#### YOUR GOAL
Go through the records and show each line where the word "сыпучих" occurs.

____ MATERIAL SHOWN

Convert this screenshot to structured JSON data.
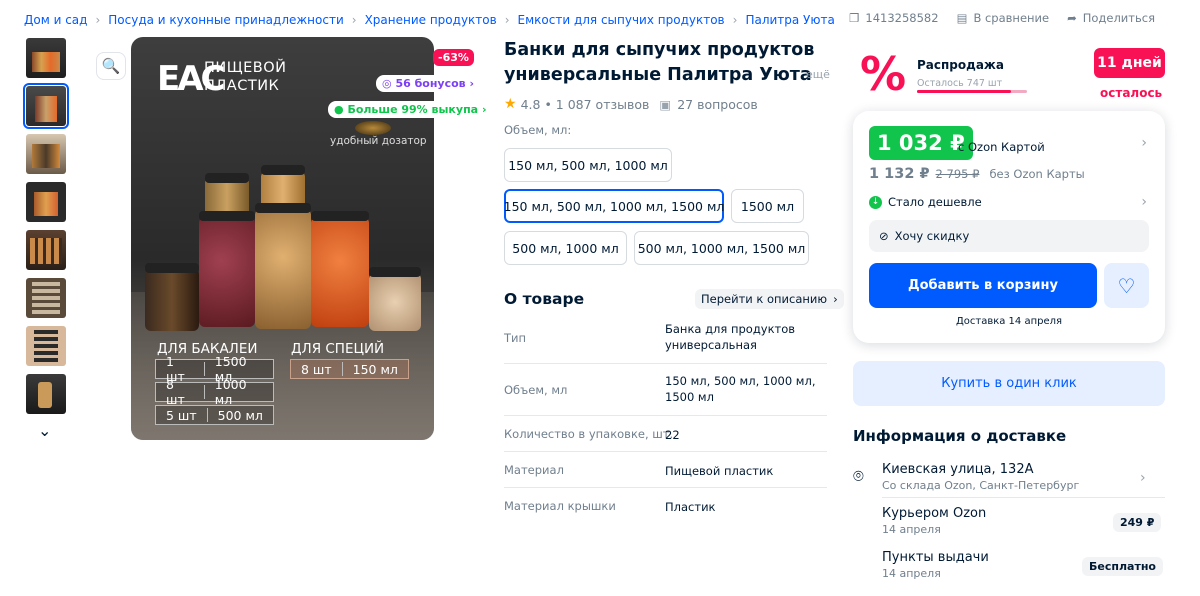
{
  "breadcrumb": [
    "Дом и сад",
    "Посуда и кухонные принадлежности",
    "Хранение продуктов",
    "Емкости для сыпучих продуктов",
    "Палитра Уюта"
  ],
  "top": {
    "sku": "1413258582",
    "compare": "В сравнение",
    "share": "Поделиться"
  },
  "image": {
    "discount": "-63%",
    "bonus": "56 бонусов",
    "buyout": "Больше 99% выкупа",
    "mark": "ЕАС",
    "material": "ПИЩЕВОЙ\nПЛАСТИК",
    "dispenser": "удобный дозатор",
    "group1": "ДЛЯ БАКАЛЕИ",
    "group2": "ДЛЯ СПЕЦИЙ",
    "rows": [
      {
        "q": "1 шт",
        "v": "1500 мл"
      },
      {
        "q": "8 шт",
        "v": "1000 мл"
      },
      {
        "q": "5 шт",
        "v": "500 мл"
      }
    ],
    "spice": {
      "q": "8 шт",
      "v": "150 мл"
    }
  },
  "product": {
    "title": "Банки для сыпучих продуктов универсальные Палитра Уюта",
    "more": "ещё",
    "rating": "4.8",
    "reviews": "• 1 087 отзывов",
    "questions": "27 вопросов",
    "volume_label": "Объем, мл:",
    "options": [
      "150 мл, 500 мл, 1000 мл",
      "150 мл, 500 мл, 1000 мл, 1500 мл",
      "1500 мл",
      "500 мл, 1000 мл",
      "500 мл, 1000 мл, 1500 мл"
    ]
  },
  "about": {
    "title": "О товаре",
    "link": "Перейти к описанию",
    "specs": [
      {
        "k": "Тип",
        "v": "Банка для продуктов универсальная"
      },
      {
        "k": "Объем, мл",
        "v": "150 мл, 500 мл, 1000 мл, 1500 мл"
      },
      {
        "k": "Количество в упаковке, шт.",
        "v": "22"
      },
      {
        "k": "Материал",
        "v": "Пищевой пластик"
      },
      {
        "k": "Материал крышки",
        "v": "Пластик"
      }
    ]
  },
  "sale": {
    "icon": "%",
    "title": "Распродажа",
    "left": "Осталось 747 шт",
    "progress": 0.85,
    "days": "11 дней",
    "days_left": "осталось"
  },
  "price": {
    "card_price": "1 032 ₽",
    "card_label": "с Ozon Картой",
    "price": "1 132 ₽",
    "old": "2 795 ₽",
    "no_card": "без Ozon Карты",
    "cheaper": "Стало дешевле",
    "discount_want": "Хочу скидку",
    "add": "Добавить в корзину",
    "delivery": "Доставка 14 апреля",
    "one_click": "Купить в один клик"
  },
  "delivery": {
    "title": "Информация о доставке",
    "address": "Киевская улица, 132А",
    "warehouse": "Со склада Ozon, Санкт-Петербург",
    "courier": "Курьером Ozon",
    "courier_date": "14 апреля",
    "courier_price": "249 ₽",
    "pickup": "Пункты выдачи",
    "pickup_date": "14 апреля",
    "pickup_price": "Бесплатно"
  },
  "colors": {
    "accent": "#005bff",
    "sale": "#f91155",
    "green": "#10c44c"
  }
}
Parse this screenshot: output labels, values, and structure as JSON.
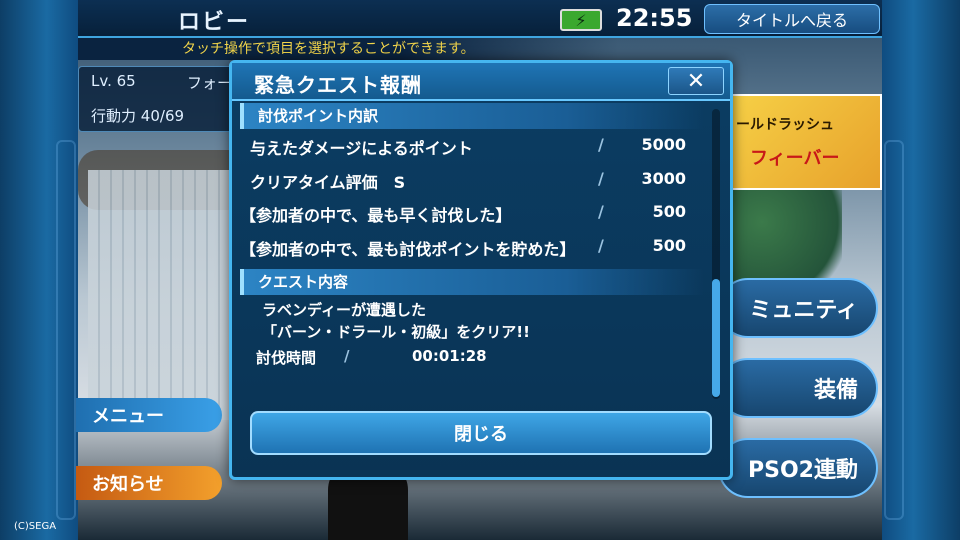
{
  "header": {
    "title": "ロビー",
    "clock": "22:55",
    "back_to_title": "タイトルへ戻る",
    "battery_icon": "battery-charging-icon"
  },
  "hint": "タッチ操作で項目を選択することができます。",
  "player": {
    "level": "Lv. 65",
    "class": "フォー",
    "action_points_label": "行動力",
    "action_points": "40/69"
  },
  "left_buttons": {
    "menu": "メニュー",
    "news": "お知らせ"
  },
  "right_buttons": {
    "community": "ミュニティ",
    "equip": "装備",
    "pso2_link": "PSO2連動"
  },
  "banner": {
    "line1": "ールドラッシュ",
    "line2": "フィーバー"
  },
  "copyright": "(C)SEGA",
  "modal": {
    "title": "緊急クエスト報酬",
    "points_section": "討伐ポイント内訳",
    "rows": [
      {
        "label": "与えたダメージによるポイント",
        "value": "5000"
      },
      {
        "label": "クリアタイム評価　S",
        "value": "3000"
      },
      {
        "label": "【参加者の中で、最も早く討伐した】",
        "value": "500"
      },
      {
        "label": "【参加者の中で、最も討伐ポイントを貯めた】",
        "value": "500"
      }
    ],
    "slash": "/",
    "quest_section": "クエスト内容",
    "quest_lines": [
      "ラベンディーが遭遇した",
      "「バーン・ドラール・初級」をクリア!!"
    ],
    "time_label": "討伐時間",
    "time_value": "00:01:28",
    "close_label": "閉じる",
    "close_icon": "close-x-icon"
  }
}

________

#### SOLVED PROBLEM
    "Емкости для сыпучих продуктов",
    "title": "Банки для сыпучих продуктов универсальные Палитра Уюта",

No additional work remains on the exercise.